Policy Development 
Policies provide standards and guidance for practice, and create expectations and accountability both for the DDA and our system of services. The DDA has made significant progress in publishing policies this year, using the PolicyStat system. Working with the Policy Review Team and the Technical Work Group, as well as sister agencies, the DDA has published policies related to Meaningful Day, Competitive Integrated Employment, Personal Supports, Transportation, Organized Health Care Delivery Systems, and Provider Billing.

Policies include easy to understand guidance, as well tools like At a Glance overviews and Integrated Support Stars, to help place services in the context of integrated, community-based support. The DDA will be publishing policies regarding Residential Services, Contribution to Care, and Room and Board within the month, with policies on Person-Centered Planning in 2021. 
This has been a year of rapid and unexpected change. Together we have supported people with intellectual and developmental disabilities, their families, and staff to be as healthy and safe as possible, while innovating and advancing our shared mission.  
Moving forward, 2021 will undoubtedly provide new challenges and opportunities. Building upon the collaboration and lessons learned this year, we will accomplish our goals together. 
Upcoming Events
Calendar with January 2021 showing. Dates 1/6 and 1/8 are circled.
The Deputy Secretary will continue his biweekly webinar series, sharing new information and providing time for your questions and responses. The series continues on January 8th at 1 PM, and will repeat every two weeks. Register here.

The Community of Practice for Supporting Families will also continue its webinar series for families. Next up is a roundtable discussion on Electronic Visit Verification to hear directly from people with intellectual and developmental disabilities and their families about their experiences. Join the conversation on January 6th at noon by registering here

The DDA continues to offer training for providers and CCS agencies.

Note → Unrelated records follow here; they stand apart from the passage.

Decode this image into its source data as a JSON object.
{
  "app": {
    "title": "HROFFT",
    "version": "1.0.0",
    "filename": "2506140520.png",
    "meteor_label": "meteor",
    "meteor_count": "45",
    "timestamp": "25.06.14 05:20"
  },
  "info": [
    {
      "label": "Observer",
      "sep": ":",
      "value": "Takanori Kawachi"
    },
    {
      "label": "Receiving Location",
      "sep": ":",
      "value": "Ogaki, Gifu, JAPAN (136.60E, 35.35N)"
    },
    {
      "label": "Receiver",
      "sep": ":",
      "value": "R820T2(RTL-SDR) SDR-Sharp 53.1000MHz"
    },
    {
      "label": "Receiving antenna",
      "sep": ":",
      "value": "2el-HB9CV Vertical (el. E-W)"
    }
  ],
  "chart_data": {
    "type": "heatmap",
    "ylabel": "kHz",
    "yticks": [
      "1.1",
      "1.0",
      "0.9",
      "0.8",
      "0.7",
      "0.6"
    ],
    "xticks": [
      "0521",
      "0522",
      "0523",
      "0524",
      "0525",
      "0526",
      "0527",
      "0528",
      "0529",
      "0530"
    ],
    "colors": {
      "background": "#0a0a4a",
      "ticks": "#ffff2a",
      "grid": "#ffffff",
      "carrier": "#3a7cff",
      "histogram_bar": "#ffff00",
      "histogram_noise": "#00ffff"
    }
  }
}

Learn about upcoming training opportunities and register through the DDA training calendar.
Regional Office Contact Information

Central Maryland: Nicholas Burton [email protected]
Southern Maryland: Onesta Duke [email protected]
Eastern Shore: Kimberly Gscheidle [email protected]
Western Maryland: Cathy Marshall [email protected]
Maryland Department of Health
Developmental Disabilities Administration
201 W. Preston St. | Baltimore, MD 21201